Should Genomic Profiling Be Routine in Esophagogastric Cancer?
Yelena Janjigian, MD, Memorial Sloan Kettering Cancer Center, and Howard Hochster, MD, Rutgers Cancer Institute of New Jersey, offered varying opinions on whether routine genomic profiling should be performed in esophageal cancers at the Great Debates and Updates in Gastrointestinal Cancer Conference (March 24, 2018; New York, NY).
Dr Janjigian argued in favor of routine genomic profiling for esophageal cancer stating, “genomic profiling is already routine in esophageal cancer and if you aren’t using it, you are dated.”
The genomic spectrum for esophageal squamous cell cancer has been laid out by The Cancer Genome Atlas and has four distinct subtypes—gastroesophageal adenocarcinomas with Chromosomal Instability (CIN), gastric adenocarcinomas with EBV Infection (EBV), Gastric adenocarcinomas with microsatellite instability (MSI), and gastric adenocarcinomas with genomic stability (GS).
Up to 50 percent of EG tumors have potentially targetable alterations, including ERBB2 and MSI. Many of the tumors have three or more alterations that require more than one form therapy, making routine genomic profiling important for overall treatment and survival of patients, argued Dr Janjigian.
In her concluding remarks, Dr Janjigian spoke of the advantages associated with routine genomic profiling in esophagogastric cancer such as efficiency and cost-effectiveness, genetic predict response to targeted therapy, stratification of HER2+ tumors, identification of MSI-H, EBV, and high mutational burden tumors, facilitation of ctDNA detection, Germline analysis CDH1, ATM, BRCA, and its advantages to research and discovery.

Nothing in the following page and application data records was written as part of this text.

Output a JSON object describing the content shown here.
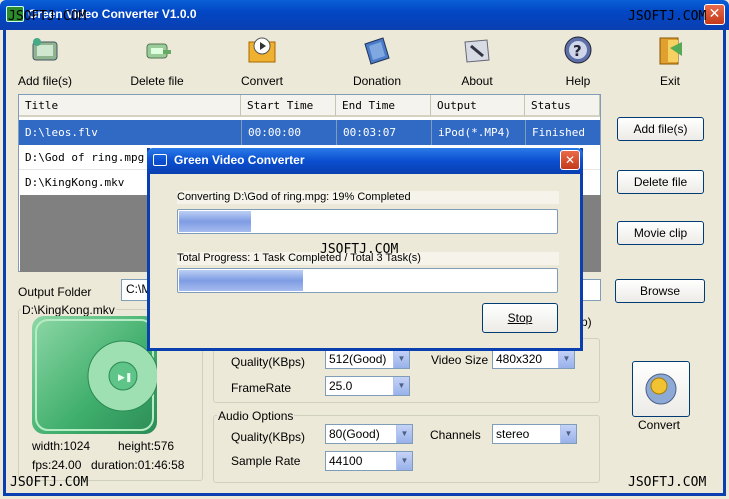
{
  "window": {
    "title": "Green Video Converter V1.0.0",
    "close_glyph": "✕"
  },
  "watermark": "JSOFTJ.COM",
  "toolbar": [
    {
      "label": "Add file(s)",
      "icon": "add-file-icon"
    },
    {
      "label": "Delete file",
      "icon": "delete-file-icon"
    },
    {
      "label": "Convert",
      "icon": "convert-icon"
    },
    {
      "label": "Donation",
      "icon": "donation-icon"
    },
    {
      "label": "About",
      "icon": "about-icon"
    },
    {
      "label": "Help",
      "icon": "help-icon"
    },
    {
      "label": "Exit",
      "icon": "exit-icon"
    }
  ],
  "table": {
    "columns": [
      "Title",
      "Start Time",
      "End Time",
      "Output",
      "Status"
    ],
    "rows": [
      {
        "title": "D:\\leos.flv",
        "start": "00:00:00",
        "end": "00:03:07",
        "output": "iPod(*.MP4)",
        "status": "Finished",
        "selected": true
      },
      {
        "title": "D:\\God of ring.mpg",
        "start": "",
        "end": "",
        "output": "",
        "status": "",
        "selected": false
      },
      {
        "title": "D:\\KingKong.mkv",
        "start": "",
        "end": "",
        "output": "",
        "status": "",
        "selected": false
      }
    ]
  },
  "side_buttons": {
    "add": "Add file(s)",
    "delete": "Delete file",
    "movie_clip": "Movie clip",
    "browse": "Browse"
  },
  "output_folder": {
    "label": "Output Folder",
    "value": "C:\\M"
  },
  "preview": {
    "file": "D:\\KingKong.mkv",
    "width": "width:1024",
    "height": "height:576",
    "fps": "fps:24.00",
    "duration": "duration:01:46:58"
  },
  "video_options": {
    "partial_label": "p)",
    "quality_label": "Quality(KBps)",
    "quality_value": "512(Good)",
    "framerate_label": "FrameRate",
    "framerate_value": "25.0",
    "size_label": "Video Size",
    "size_value": "480x320"
  },
  "audio_options": {
    "title": "Audio Options",
    "quality_label": "Quality(KBps)",
    "quality_value": "80(Good)",
    "samplerate_label": "Sample Rate",
    "samplerate_value": "44100",
    "channels_label": "Channels",
    "channels_value": "stereo"
  },
  "convert_button": {
    "label": "Convert"
  },
  "dialog": {
    "title": "Green Video Converter",
    "current_text": "Converting D:\\God of ring.mpg:  19% Completed",
    "current_progress": 0.19,
    "total_text": "Total Progress: 1 Task Completed / Total 3 Task(s)",
    "total_progress": 0.33,
    "stop_label": "Stop"
  },
  "colors": {
    "titlebar": "#0a4fd0",
    "selection": "#316ac5",
    "progress": "#7f9ce4"
  }
}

Dr Hochster gave his argument next, stating that next-generation sequencing (NGS) should not be routine in gastroesophageal cancer.
“The utility of NGS depends not only on being able to describe the mutations, but whether you have a treatment for them,” stated Dr Hochster during his argument. He provided overviews of studies in which data from routine genomic testing in over half of the patients showed no actionable mutations. He explained that because NGS gives few actionable mutations, it causes extra unnecessary work than other methods of testing.
Dr Hochster concluded his argument by stating that NGS gives few actionable mutations and the most important factors for treatment are HER2 amplification, MSI status, and EBV, all of which do not require NGS. “Testing for these factors can be done by IHC and FISH at lower cost and should be the standard for now,” he stated.—Janelle Bradley